By the numbers: The study, conducted by London-based cybersecurity firm Clario, found that Facebook collects more than 70% of all the information it can legally collect. Second on the list is Facebook’s Instagram app, which collects more than 58% of all available data — including info like hobbies, height, weight and sexual orientation.
- The next most grabby services were dating apps Tinder and Grindr, with Tinder collecting 56% of such info, including the details you’d expect a dating site to know, but also stuff you might not think of, such as whether you own a pet.
- Retail sites, even Amazon, explicitly collected less info than many other apps. But of course, they get lots of data from what you browse and buy — information they can use to infer all kinds of other data.
Between the lines: Some data makes sense when collected by one app, but less so for other types of programs. For example, it’s not surprising that exercise companies collect information on a person’s weight — but Instagram does, too.
What they’re saying: “It’s no secret that companies trade in their users’ data,” Clario CIO Alex Maklakov said in a statement.
- “We’re all guilty of accepting the terms and conditions without perhaps reading them as closely as we should. But we want everyone to know what information apps are taking from and storing on their customers so that people can feel in control online.”

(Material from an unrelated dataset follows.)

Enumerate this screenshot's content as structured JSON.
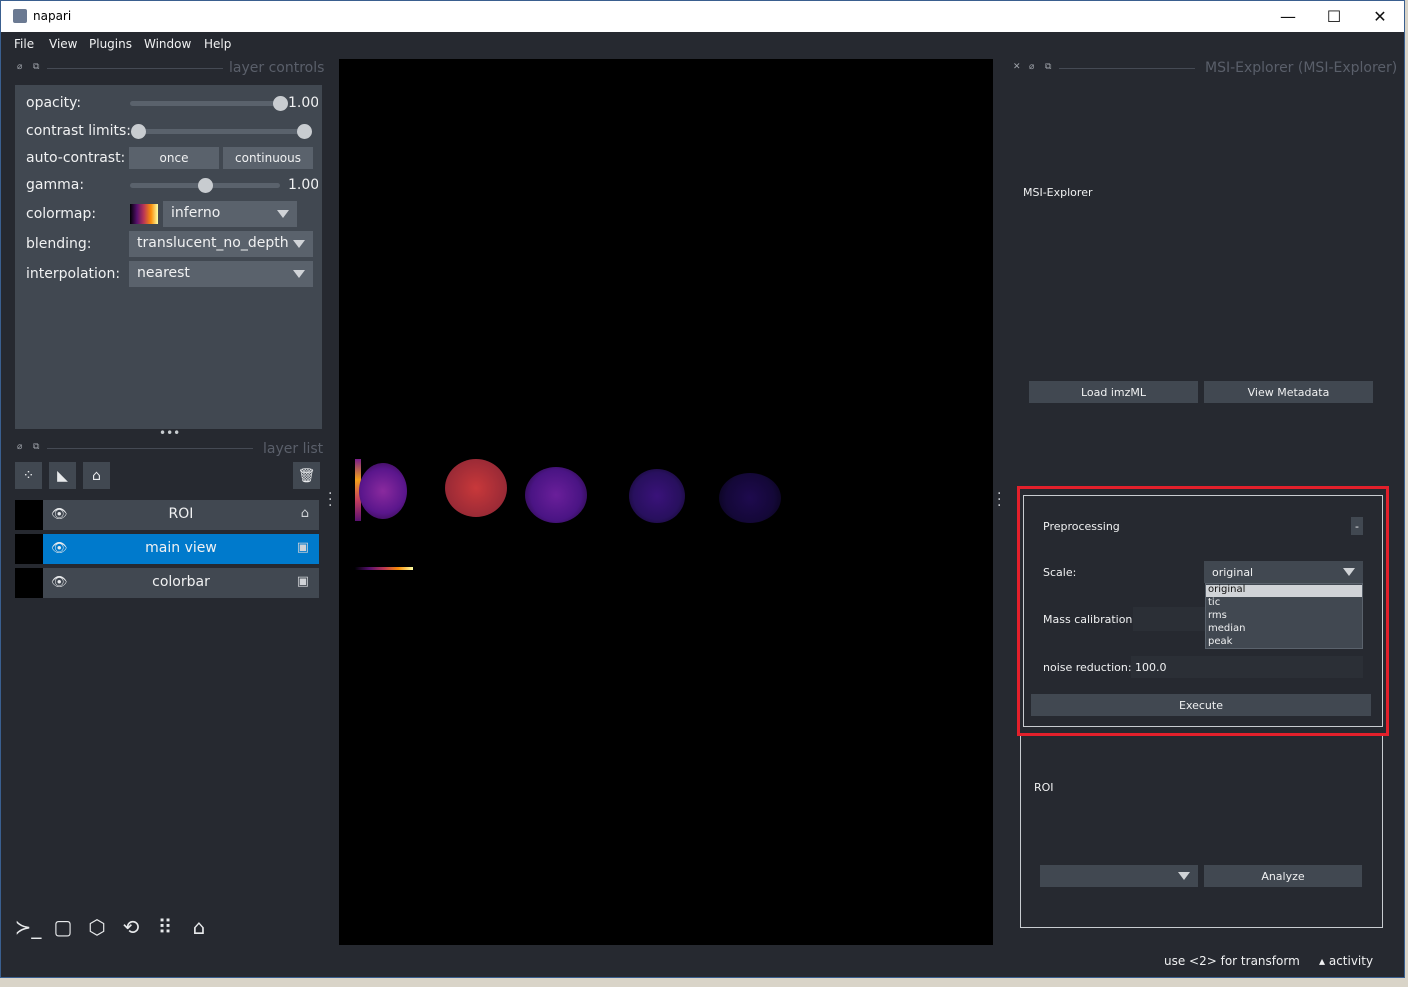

Methodology: Clario said it looked at 48 popular apps across various sectors and ascertains which permissions they asked consumers for in their terms and conditions and privacy agreements.
- Clario then ranked the companies based on 34 different data points.
Yes, but: Terms of service reserve the right to collect data, but users don’t always provide it and companies don’t always collect everything they say they might.